The result is Philadelphia Woodworks, 8,000 square feet at 4901 Umbria St. in Manayunk with 17-foot ceilings and three walls of huge windows letting in natural light.
The turn-of-the-20th-century space, most recently home to Don's Salads, took seven months and the efforts of Vogel, dedicated volunteers, and hired professionals to gut, clean up, and reconstruct.
About 5,600 square feet is shop space - 2,500 finished so far and 2,000 square feet under renovation as a second shop and school - with 1,000 square feet of storage. There is a lounge, a kitchen, and a lumberyard, as well as an art and furniture gallery.
Equipment is state of the art, Vogel said: table saws; jointers; planers; panel, miter and band saws; router tables; and a dust-collection system that he wishes he'd had in his dining room.
"I'm not an entrepreneur," he said, but "just became attached to an idea," which involved moving from the "stability of a job to a capital-intensive start-up - exactly the opposite of where I had started."
Vogel left the world of finance last year to begin working on that idea. In the eight months since acquiring the Umbria Street space, he's worked seven days a week, taking off just eight days.
"It doesn't feel like work," he said, pointing to handcrafted shop tables and lockers for members, and the wooden railings he fabricated with the help of a dozen volunteers who shared his vision.
More people volunteered "than I could handle," he said.
Some were complete strangers, including Jason Pemberton, who walked into the foyer/gallery/reception room during an interview to ask Vogel a question.
"He's all about reclaimed material," Vogel said, pointing to stacks of storm-salvaged redwood, pine from the Baltimore Harbor, and a "broad spectrum" of hardwoods available for members to purchase for their projects.
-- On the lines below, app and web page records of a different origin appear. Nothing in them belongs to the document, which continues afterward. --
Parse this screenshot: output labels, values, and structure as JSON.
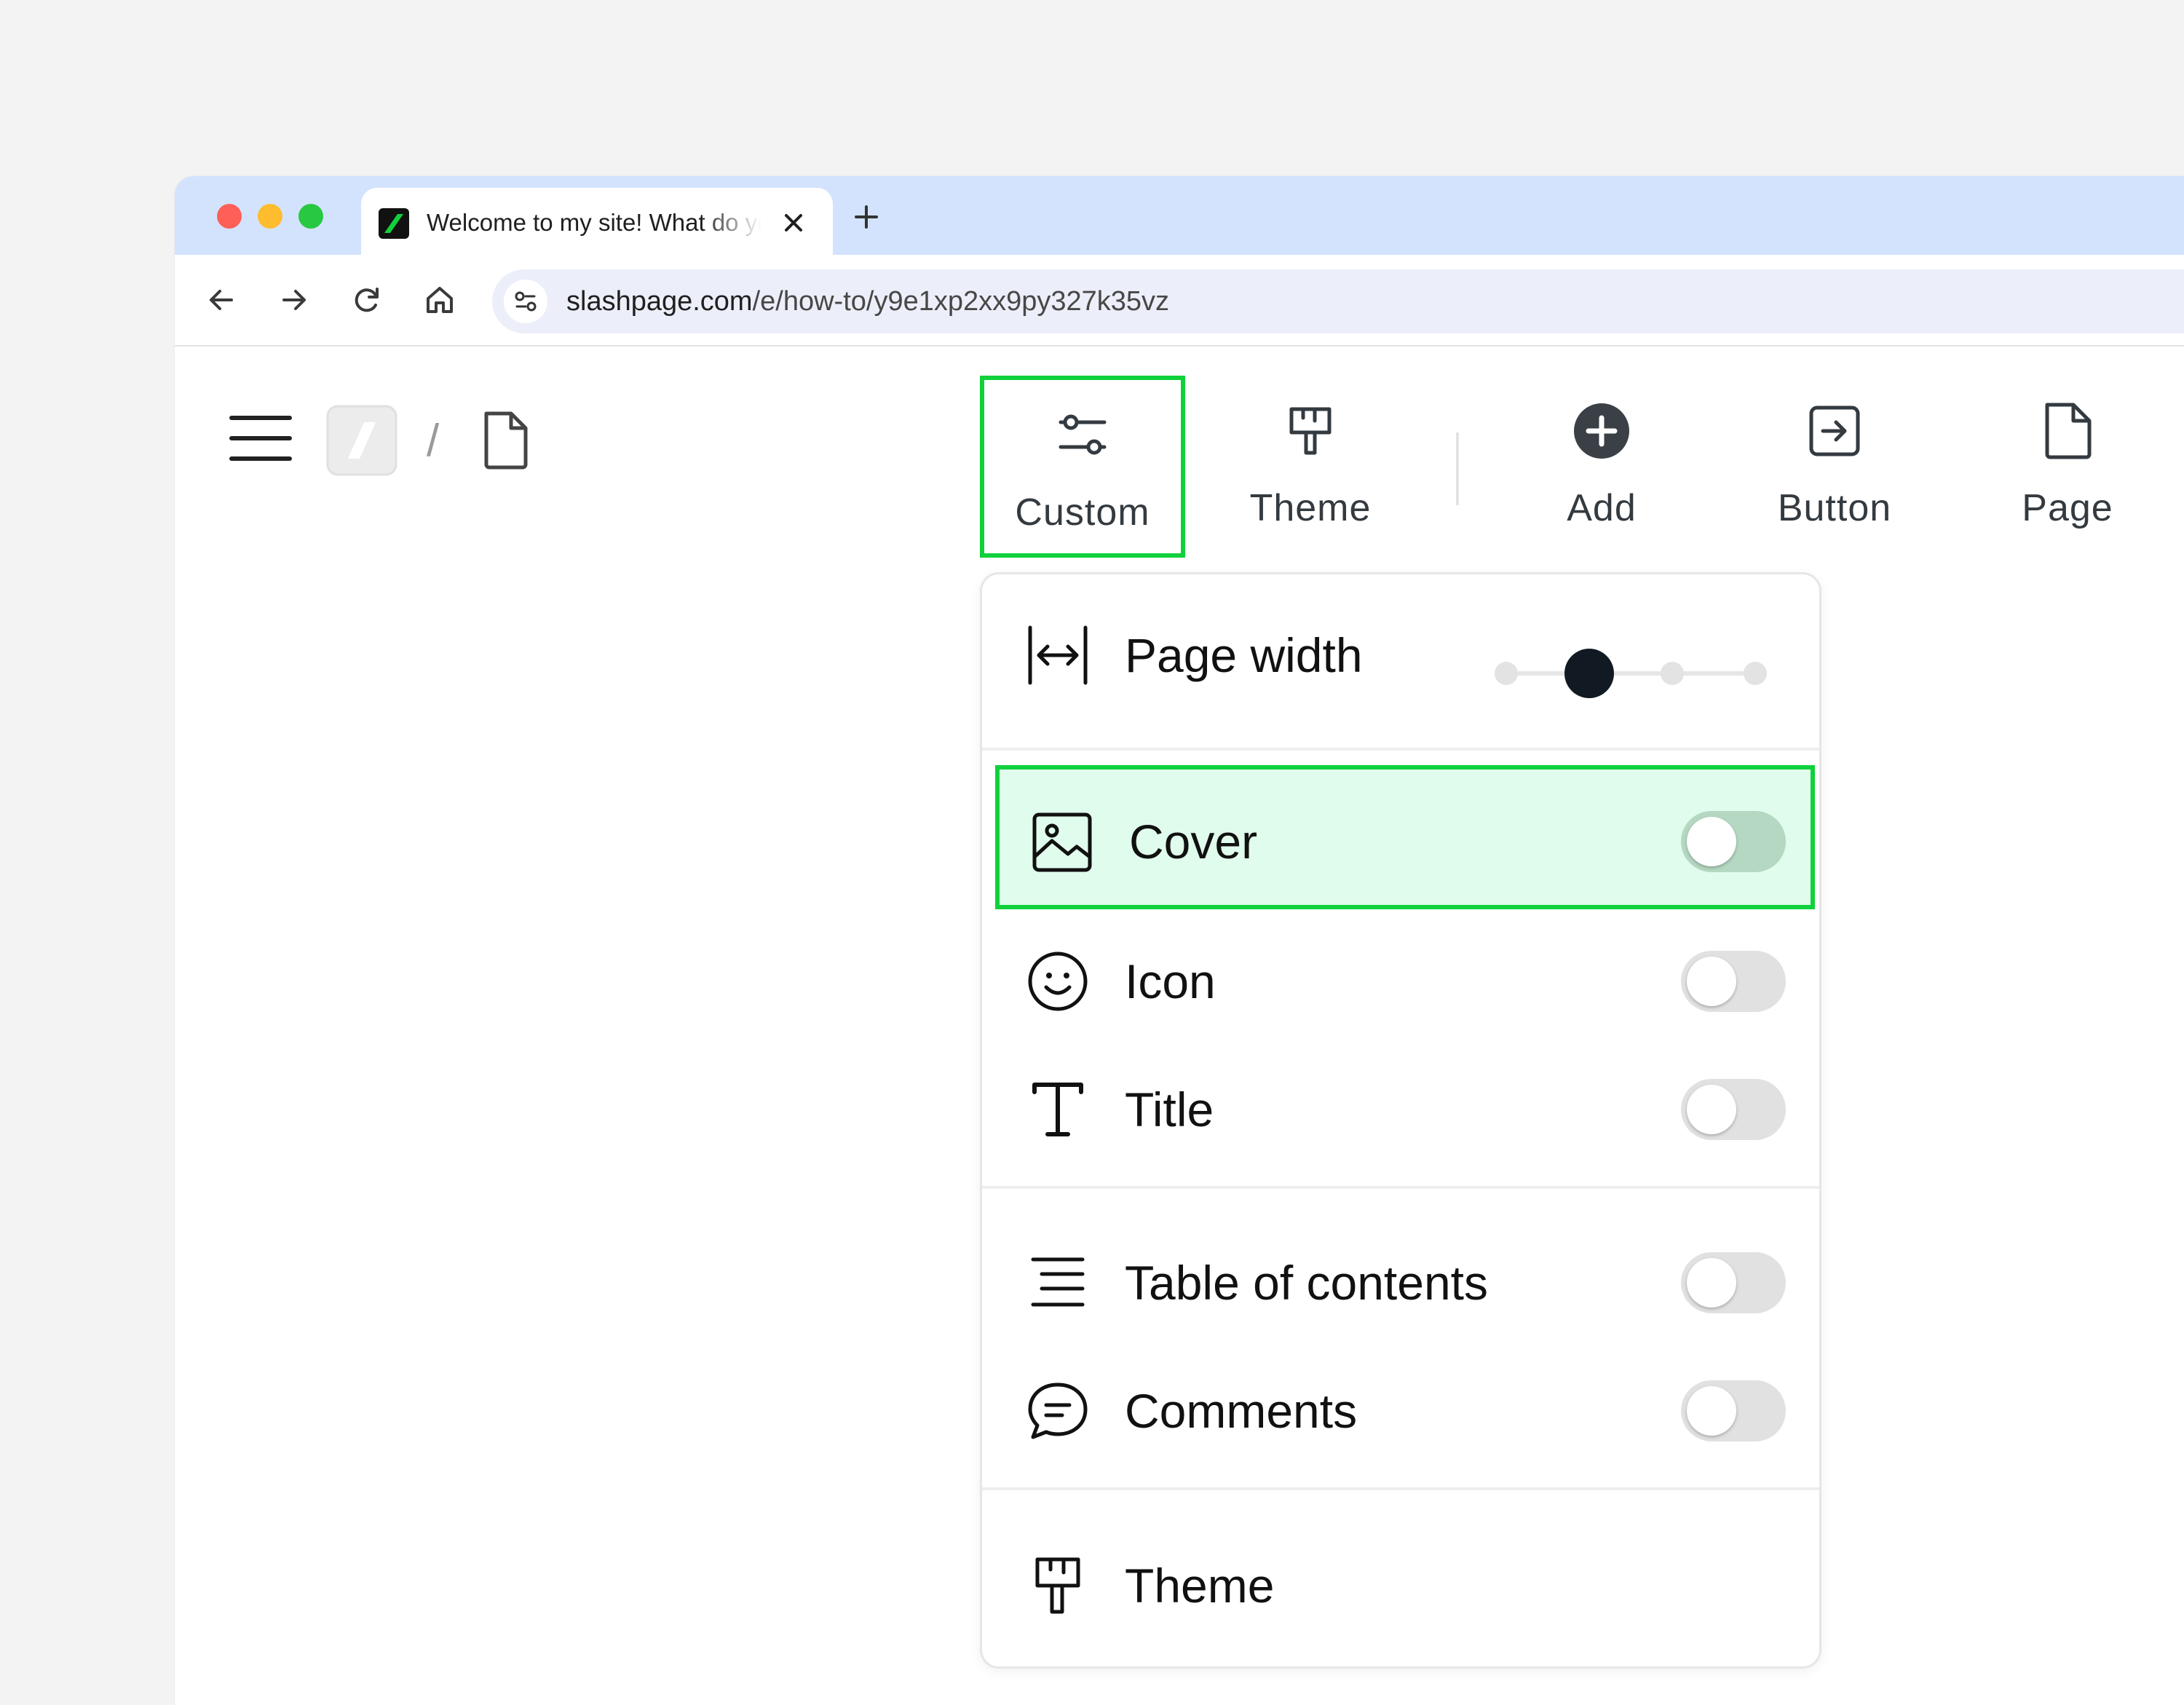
{
  "browser": {
    "tab_title": "Welcome to my site! What do you want to share?",
    "url_host": "slashpage.com",
    "url_path": "/e/how-to/y9e1xp2xx9py327k35vz",
    "colors": {
      "tabbar": "#d3e3fd",
      "omnibox": "#eceff9"
    }
  },
  "breadcrumb": {
    "separator": "/"
  },
  "toolbar": {
    "items": [
      {
        "label": "Custom",
        "icon": "sliders-icon",
        "active": true
      },
      {
        "label": "Theme",
        "icon": "paint-roller-icon"
      },
      {
        "label": "Add",
        "icon": "plus-circle-icon"
      },
      {
        "label": "Button",
        "icon": "button-arrow-icon"
      },
      {
        "label": "Page",
        "icon": "page-icon"
      }
    ]
  },
  "panel": {
    "page_width": {
      "label": "Page width",
      "level": 2,
      "levels": 4
    },
    "rows": [
      {
        "label": "Cover",
        "icon": "image-icon",
        "enabled": false,
        "highlighted": true
      },
      {
        "label": "Icon",
        "icon": "smiley-icon",
        "enabled": false
      },
      {
        "label": "Title",
        "icon": "text-t-icon",
        "enabled": false
      },
      {
        "label": "Table of contents",
        "icon": "toc-icon",
        "enabled": false
      },
      {
        "label": "Comments",
        "icon": "comment-icon",
        "enabled": false
      },
      {
        "label": "Theme",
        "icon": "paint-roller-icon"
      }
    ]
  },
  "highlight_color": "#10d13c"
}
"We have a source of white oak, too, because there are a lot of people in the area using it to build boats," he said.
The staff includes business manager Emily Duncan, who has a degree in architectural studies from Philadelphia University; shop manager Jeremy Cox, with a master of fine arts from Wisconsin; and construction manager Paul Grodziak, a graduate of the Tyler School of Art.
Although a "grand opening" is set for April 22, the shop has been in operation for slightly more than a month. Membership, which ranges from beginners to experts, ranges in "the low 30s" so far, Vogel said. Not a big number, but he added that a members shop in Sunnyvale, Calif., that served as a model took four months to sign up 30.
Vogel is depending on social media to promote the workshop ( http://www.philadelphiawoodworks.com), as well as postcards.
In addition to the California shop, there are a half-dozen others around the country, the closest to Philadelphia being in the Maryland suburbs of Washington.
"These are traditional shops, not schools," Vogel said, adding that he "had become long-term partners" with some of them, which "serve as sounding boards on how they handle maintenance and other issues."
An Internet check shows that membership costs for Philadelphia Woodworks are comparable to those of the other shops. For example, $129 a month will get a member unlimited access, while a day pass (opening to closing) is $79.
Hours are Tuesday through Thursday from 10 a.m. to 10 p.m., and Friday through Sunday from 10 a.m. to 6 p.m. How many members can the shop accommodate?
"I can't tell what that number would be, but the 'party line' is that we'll stop if it looks like it is becoming congested," Vogel said.
Other woodshops have 250 to 400 members and "much less space," he said.
Contact Alan J. Heavens at 215-854-2472, firstname.lastname@example.org or@alheavens at Twitter.